Having conquered rooftops and windows, solar technology may soon take over beneath our streets. Barcelona's city hall has just installed photovoltaic panels in 50 square meters of pavement. The experimental project will contribute to the bid to reduce greenhouse gas emissions in the city, which aims to be carbon neutral by 2050.
The solar panels composed of photovoltaic modules covered in highly resistant, non-slip glass are wired into the city's general power grid. The goal of the project is to generate 7,560 kilowatts of electricity per year, which is about enough to cover the needs of three homes.
The photovoltaic paving has been installed in the heart of the Catalan capital in the Plaça de les Glòries Catalanes. "A commission will evaluate the results and analyze the suitability of reproducing the solution in other parts of the city," point out city authorities.
Spain's first photovoltaic pavement received funding of €30,000 from the city council's "Generating pavements" program, which aims to promote innovative solutions to cut emissions by 50% before the end of the decade, and to make Barcelona carbon-neutral by 2050.
Research in the field of surfaces, notably within the framework of the the SaferUp project led by an engineer from the University of Bologna is experimenting with a wide range of smart and sustainable materials for the streets of the future, and the idea of using paving to generate power is already being tested elsewhere in Europe.
In 2014, the Netherlands inaugurated the world's first ever solar bike path, SolaRoad, a 70 meter-long installation with the capacity to produce 140 kilowatts an hour.

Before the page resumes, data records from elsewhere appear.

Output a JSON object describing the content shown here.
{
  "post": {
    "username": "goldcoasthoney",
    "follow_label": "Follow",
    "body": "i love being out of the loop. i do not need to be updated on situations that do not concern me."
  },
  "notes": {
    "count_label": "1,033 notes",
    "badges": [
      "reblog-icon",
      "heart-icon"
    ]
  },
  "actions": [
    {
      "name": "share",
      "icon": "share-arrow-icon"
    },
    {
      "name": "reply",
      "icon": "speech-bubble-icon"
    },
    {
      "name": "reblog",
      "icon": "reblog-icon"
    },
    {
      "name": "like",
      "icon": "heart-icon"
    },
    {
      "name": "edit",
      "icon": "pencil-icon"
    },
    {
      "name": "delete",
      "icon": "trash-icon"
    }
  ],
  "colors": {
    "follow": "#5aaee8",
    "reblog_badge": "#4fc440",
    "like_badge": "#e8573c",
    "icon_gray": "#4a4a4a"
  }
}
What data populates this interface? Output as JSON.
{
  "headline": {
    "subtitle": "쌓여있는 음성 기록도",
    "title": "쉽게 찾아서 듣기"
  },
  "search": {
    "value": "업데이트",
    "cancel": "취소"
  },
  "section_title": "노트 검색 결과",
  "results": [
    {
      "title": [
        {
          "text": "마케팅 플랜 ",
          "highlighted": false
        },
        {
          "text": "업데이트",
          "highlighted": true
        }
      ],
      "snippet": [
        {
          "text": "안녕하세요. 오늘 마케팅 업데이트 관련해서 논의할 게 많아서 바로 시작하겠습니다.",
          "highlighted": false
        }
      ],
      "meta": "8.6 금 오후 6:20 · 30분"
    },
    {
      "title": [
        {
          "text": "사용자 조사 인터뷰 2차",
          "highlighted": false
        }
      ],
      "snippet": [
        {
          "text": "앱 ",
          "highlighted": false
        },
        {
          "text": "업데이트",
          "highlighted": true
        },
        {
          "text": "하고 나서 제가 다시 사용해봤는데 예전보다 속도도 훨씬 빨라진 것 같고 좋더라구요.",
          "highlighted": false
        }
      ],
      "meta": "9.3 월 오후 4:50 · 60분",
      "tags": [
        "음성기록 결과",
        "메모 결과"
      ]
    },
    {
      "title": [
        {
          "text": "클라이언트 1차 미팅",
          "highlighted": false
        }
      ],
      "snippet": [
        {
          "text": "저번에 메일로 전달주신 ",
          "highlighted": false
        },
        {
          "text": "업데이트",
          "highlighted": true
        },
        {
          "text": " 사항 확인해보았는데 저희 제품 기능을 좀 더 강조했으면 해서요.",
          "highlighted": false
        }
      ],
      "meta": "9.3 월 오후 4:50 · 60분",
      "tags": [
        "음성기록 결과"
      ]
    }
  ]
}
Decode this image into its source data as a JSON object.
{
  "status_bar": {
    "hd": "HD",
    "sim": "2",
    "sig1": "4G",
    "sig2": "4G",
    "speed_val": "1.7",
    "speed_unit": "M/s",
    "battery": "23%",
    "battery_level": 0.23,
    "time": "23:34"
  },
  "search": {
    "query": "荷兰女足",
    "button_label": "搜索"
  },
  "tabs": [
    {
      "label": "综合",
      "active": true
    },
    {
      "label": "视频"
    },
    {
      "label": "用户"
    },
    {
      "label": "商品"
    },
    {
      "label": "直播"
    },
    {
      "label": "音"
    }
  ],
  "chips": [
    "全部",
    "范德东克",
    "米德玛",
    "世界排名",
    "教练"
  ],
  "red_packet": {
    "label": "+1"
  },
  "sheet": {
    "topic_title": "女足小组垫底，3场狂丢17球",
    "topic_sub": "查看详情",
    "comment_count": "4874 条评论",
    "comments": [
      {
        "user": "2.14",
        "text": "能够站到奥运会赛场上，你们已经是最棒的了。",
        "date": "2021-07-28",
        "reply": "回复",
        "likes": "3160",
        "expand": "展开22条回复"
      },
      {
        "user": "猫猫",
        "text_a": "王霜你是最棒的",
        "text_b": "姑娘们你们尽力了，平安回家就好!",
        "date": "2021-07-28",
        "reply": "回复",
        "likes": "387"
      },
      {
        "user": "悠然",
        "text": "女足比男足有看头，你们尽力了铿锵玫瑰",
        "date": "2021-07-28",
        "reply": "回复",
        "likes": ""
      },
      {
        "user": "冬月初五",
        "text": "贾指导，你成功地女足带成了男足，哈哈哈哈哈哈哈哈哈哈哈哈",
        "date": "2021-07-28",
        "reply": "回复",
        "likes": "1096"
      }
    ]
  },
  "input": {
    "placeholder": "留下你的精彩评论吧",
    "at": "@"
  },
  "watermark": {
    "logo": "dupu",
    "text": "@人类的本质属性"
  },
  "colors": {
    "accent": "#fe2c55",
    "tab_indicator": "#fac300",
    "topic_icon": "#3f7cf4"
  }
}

In January 2019, another photovoltaic paving project was installed in Bobigny on the outskirts of Paris. The goal of the 56-square-meter installation is to provide power to light a local cycling track.